A man accused of killing dozens of people in a Moscow park over several years and marking his slayings on a chessboard — with the goal of filling all 64 squares — will face a jury trial next month, a court ruled Monday.

After his arrest last year, Alexander Pichushkin claimed that he had killed more than 60 people, but prosecutors said they had only gathered evidence to charge him with 49 murders.

In a police confession broadcast on NTV television shortly after his arrest, Pichushkin bragged about what he said was his passion for killing.

"For me, a life without murder is like a life without food for you," he said. "I felt like the father of all these people, since it was I who opened the door for them to another world."

Pichushkin, 33, appeared calm during Monday's preliminary hearing. The judge accepted his appeal for a jury trial and ruled that it should be open to the public. The trial was set to start Sept. 13.

Pichushkin faces life in prison if convicted; Russia has maintained a moratorium on capital punishment in line with its obligations to the Council of Europe.

The spate of killings in the sprawling Bittsa Park in southwestern Moscow began in 2001 and terrorized the Russian capital.

Pichushkin was arrested in June 2006 after police found his name and phone number on a piece of paper that a woman who was killed in the park had left for her son. He denied his involvement at first, but then confessed to the murder after police confronted him with video footage taken by a surveillance camera in the subway that showed him accompanying the victim.

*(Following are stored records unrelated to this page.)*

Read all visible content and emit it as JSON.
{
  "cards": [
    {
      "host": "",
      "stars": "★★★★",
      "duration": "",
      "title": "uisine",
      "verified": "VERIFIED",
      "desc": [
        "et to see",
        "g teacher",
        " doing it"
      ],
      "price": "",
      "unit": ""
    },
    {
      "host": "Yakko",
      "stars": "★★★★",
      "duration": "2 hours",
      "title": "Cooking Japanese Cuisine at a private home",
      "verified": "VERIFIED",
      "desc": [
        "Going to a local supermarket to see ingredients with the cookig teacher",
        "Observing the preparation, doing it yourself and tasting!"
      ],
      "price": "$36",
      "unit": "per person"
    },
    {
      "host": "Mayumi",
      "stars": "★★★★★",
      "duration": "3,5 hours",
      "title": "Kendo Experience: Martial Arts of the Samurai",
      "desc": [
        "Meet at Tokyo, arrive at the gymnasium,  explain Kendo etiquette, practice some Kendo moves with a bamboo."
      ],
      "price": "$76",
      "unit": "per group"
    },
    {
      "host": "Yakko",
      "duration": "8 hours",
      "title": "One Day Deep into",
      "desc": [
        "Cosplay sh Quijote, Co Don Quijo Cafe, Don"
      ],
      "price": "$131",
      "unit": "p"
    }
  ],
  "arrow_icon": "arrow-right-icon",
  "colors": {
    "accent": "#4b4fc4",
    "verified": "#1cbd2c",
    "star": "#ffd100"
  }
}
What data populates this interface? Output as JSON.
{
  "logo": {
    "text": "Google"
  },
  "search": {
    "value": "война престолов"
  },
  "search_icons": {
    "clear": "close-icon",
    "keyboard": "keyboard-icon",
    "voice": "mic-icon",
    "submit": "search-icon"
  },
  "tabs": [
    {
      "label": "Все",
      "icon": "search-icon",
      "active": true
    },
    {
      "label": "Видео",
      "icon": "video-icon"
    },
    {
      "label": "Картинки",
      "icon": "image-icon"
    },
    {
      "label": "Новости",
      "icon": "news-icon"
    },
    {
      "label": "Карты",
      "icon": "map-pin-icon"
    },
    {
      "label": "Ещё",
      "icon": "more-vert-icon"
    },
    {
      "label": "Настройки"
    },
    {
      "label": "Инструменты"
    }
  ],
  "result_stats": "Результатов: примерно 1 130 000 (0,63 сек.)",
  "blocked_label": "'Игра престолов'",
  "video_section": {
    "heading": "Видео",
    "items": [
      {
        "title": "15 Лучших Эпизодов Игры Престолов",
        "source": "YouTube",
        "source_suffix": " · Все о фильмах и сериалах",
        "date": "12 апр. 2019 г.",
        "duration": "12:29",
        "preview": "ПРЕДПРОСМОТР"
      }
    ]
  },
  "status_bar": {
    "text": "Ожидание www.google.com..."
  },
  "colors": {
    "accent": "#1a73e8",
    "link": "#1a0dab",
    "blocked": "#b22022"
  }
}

Pichushkin went on to confess to at least 62 murders and led police to the bodies of his victims, investigators said. Shortly after his arrest, police invited NTV to film and broadcast his confessions in an effort to counter media speculation that he had been forced into making false confessions.

Experts at the Serbsky Institute, Russia's main psychiatric clinic, have found Pichushkin sane.

Pichushkin said in the televised confessions that he had killed his first victim, a classmate, in 1992 when he was 18. Police had questioned him then, but no charges were filed.

The killings in Bittsa Park began almost a decade later. Most of the victims were men whom Pichushkin had lured to the park by the promise of a drink, investigators said.

Police found his chessboard with numbers attached to its squares, all the way to 62, the chief investigator in the case, Andrei Suprunenko, said in a recently published interview. Pichushkin also used the chessboard to keep stoppers from bottles of vodka he offered his victims.

Pichushkin killed more than 40 people by throwing them into a sewage pit after they were too drunk to resist, Suprunenko, the investigator, said in a recently published interview. Three others survived and one identified him, he said.

Pichushkin killed the others by hitting them with a hammer, the investigator said.